Problem to work on -> Complete, exact copies of all entries are needed.

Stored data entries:
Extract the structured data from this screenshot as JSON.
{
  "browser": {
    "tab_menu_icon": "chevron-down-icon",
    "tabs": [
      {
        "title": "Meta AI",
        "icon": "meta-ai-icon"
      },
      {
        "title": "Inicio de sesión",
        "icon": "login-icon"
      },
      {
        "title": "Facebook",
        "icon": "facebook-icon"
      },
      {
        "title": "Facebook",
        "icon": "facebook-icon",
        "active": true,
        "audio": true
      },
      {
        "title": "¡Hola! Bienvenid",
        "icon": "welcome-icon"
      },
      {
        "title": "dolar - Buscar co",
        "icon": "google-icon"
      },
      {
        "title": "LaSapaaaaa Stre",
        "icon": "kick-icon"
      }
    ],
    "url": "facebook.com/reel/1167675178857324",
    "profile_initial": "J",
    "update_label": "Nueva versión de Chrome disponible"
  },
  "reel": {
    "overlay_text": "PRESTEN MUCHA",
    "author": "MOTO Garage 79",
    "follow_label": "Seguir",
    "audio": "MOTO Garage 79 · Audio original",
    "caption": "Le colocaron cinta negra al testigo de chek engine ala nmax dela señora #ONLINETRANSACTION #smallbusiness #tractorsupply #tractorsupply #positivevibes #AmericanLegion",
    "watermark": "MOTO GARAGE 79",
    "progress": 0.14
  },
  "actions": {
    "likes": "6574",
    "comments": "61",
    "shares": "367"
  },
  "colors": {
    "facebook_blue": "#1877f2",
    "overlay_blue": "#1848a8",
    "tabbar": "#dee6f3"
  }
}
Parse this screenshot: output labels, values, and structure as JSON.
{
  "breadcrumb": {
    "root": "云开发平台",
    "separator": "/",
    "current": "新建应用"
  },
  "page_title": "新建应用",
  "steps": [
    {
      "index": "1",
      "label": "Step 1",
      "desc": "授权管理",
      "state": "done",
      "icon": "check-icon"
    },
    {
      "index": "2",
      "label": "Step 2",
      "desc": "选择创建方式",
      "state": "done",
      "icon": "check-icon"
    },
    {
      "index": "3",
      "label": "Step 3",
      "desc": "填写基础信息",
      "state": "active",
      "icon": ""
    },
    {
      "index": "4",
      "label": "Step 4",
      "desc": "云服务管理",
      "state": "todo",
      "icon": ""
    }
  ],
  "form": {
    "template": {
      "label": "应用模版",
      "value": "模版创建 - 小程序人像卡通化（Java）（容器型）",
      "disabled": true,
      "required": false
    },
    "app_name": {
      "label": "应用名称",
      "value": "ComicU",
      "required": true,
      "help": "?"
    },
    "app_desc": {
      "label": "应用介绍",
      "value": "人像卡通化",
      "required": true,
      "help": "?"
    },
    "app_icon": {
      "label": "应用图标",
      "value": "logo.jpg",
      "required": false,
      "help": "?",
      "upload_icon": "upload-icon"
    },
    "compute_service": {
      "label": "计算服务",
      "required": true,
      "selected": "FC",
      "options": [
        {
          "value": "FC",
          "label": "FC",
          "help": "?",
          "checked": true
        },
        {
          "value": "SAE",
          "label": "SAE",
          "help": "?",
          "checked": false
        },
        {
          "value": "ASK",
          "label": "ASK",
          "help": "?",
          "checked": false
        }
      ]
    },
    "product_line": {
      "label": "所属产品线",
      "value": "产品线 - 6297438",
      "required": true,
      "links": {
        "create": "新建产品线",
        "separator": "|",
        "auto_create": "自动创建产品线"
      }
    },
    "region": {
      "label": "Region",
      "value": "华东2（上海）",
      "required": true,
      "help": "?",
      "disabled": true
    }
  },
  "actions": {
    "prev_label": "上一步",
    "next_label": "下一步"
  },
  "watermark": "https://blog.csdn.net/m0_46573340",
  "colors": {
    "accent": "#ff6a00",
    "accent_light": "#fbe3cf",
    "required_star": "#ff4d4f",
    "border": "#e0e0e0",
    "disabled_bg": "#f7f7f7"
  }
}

Solution to the exercise ->
Extract the structured data from this screenshot as JSON.
{
  "browser": {
    "tab_menu_icon": "chevron-down-icon",
    "tabs": [
      {
        "title": "Meta AI",
        "icon": "meta-ai-icon"
      },
      {
        "title": "Inicio de sesión",
        "icon": "login-icon"
      },
      {
        "title": "Facebook",
        "icon": "facebook-icon"
      },
      {
        "title": "Facebook",
        "icon": "facebook-icon",
        "active": true,
        "audio": true
      },
      {
        "title": "¡Hola! Bienvenid",
        "icon": "welcome-icon"
      },
      {
        "title": "dolar - Buscar co",
        "icon": "google-icon"
      },
      {
        "title": "LaSapaaaaa Stre",
        "icon": "kick-icon"
      }
    ],
    "url": "facebook.com/reel/1167675178857324",
    "profile_initial": "J",
    "update_label": "Nueva versión de Chrome disponible"
  },
  "reel": {
    "overlay_text": "PRESTEN MUCHA",
    "author": "MOTO Garage 79",
    "follow_label": "Seguir",
    "audio": "MOTO Garage 79 · Audio original",
    "caption": "Le colocaron cinta negra al testigo de chek engine ala nmax dela señora #ONLINETRANSACTION #smallbusiness #tractorsupply #tractorsupply #positivevibes #AmericanLegion",
    "watermark": "MOTO GARAGE 79",
    "progress": 0.14
  },
  "actions": {
    "likes": "6574",
    "comments": "61",
    "shares": "367"
  },
  "colors": {
    "facebook_blue": "#1877f2",
    "overlay_blue": "#1848a8",
    "tabbar": "#dee6f3"
  }
}
Parse this screenshot: output labels, values, and structure as JSON.
{
  "breadcrumb": {
    "root": "云开发平台",
    "separator": "/",
    "current": "新建应用"
  },
  "page_title": "新建应用",
  "steps": [
    {
      "index": "1",
      "label": "Step 1",
      "desc": "授权管理",
      "state": "done",
      "icon": "check-icon"
    },
    {
      "index": "2",
      "label": "Step 2",
      "desc": "选择创建方式",
      "state": "done",
      "icon": "check-icon"
    },
    {
      "index": "3",
      "label": "Step 3",
      "desc": "填写基础信息",
      "state": "active",
      "icon": ""
    },
    {
      "index": "4",
      "label": "Step 4",
      "desc": "云服务管理",
      "state": "todo",
      "icon": ""
    }
  ],
  "form": {
    "template": {
      "label": "应用模版",
      "value": "模版创建 - 小程序人像卡通化（Java）（容器型）",
      "disabled": true,
      "required": false
    },
    "app_name": {
      "label": "应用名称",
      "value": "ComicU",
      "required": true,
      "help": "?"
    },
    "app_desc": {
      "label": "应用介绍",
      "value": "人像卡通化",
      "required": true,
      "help": "?"
    },
    "app_icon": {
      "label": "应用图标",
      "value": "logo.jpg",
      "required": false,
      "help": "?",
      "upload_icon": "upload-icon"
    },
    "compute_service": {
      "label": "计算服务",
      "required": true,
      "selected": "FC",
      "options": [
        {
          "value": "FC",
          "label": "FC",
          "help": "?",
          "checked": true
        },
        {
          "value": "SAE",
          "label": "SAE",
          "help": "?",
          "checked": false
        },
        {
          "value": "ASK",
          "label": "ASK",
          "help": "?",
          "checked": false
        }
      ]
    },
    "product_line": {
      "label": "所属产品线",
      "value": "产品线 - 6297438",
      "required": true,
      "links": {
        "create": "新建产品线",
        "separator": "|",
        "auto_create": "自动创建产品线"
      }
    },
    "region": {
      "label": "Region",
      "value": "华东2（上海）",
      "required": true,
      "help": "?",
      "disabled": true
    }
  },
  "actions": {
    "prev_label": "上一步",
    "next_label": "下一步"
  },
  "watermark": "https://blog.csdn.net/m0_46573340",
  "colors": {
    "accent": "#ff6a00",
    "accent_light": "#fbe3cf",
    "required_star": "#ff4d4f",
    "border": "#e0e0e0",
    "disabled_bg": "#f7f7f7"
  }
}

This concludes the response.